Directions - Copy exactly, and copy only, the lines from the one bearing "Decode this image" through the final line of the records.

Excerpted data -
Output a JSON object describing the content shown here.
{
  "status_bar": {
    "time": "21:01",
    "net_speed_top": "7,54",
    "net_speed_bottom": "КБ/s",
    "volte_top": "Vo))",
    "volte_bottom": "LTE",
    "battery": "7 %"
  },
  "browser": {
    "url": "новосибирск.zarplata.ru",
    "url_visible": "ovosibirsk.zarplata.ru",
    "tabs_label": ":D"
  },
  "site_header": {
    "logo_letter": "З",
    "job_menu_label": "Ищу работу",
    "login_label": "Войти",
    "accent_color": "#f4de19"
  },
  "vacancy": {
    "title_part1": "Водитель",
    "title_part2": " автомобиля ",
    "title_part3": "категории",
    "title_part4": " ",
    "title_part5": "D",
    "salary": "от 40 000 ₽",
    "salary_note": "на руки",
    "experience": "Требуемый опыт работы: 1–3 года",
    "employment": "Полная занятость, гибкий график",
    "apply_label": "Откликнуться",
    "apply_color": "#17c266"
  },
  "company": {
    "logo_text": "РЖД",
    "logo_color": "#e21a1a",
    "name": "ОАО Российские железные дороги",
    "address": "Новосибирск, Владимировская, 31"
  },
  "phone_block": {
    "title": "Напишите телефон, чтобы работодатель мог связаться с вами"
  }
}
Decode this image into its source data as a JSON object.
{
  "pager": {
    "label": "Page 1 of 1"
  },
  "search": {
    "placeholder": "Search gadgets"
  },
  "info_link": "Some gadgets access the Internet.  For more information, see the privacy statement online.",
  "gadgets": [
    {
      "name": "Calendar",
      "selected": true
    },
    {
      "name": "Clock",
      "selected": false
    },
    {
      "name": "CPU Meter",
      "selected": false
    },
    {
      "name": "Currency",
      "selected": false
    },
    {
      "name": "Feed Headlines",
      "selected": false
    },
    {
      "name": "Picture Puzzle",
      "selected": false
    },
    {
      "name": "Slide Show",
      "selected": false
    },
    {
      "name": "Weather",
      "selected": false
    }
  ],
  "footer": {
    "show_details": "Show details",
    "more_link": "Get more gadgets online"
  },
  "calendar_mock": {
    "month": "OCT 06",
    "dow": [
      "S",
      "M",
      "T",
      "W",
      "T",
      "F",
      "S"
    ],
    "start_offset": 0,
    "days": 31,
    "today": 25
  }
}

Completed exercise -
Decode this image into its source data as a JSON object.
{
  "pager": {
    "label": "Page 1 of 1"
  },
  "search": {
    "placeholder": "Search gadgets"
  },
  "info_link": "Some gadgets access the Internet.  For more information, see the privacy statement online.",
  "gadgets": [
    {
      "name": "Calendar",
      "selected": true
    },
    {
      "name": "Clock",
      "selected": false
    },
    {
      "name": "CPU Meter",
      "selected": false
    },
    {
      "name": "Currency",
      "selected": false
    },
    {
      "name": "Feed Headlines",
      "selected": false
    },
    {
      "name": "Picture Puzzle",
      "selected": false
    },
    {
      "name": "Slide Show",
      "selected": false
    },
    {
      "name": "Weather",
      "selected": false
    }
  ],
  "footer": {
    "show_details": "Show details",
    "more_link": "Get more gadgets online"
  },
  "calendar_mock": {
    "month": "OCT 06",
    "dow": [
      "S",
      "M",
      "T",
      "W",
      "T",
      "F",
      "S"
    ],
    "start_offset": 0,
    "days": 31,
    "today": 25
  }
}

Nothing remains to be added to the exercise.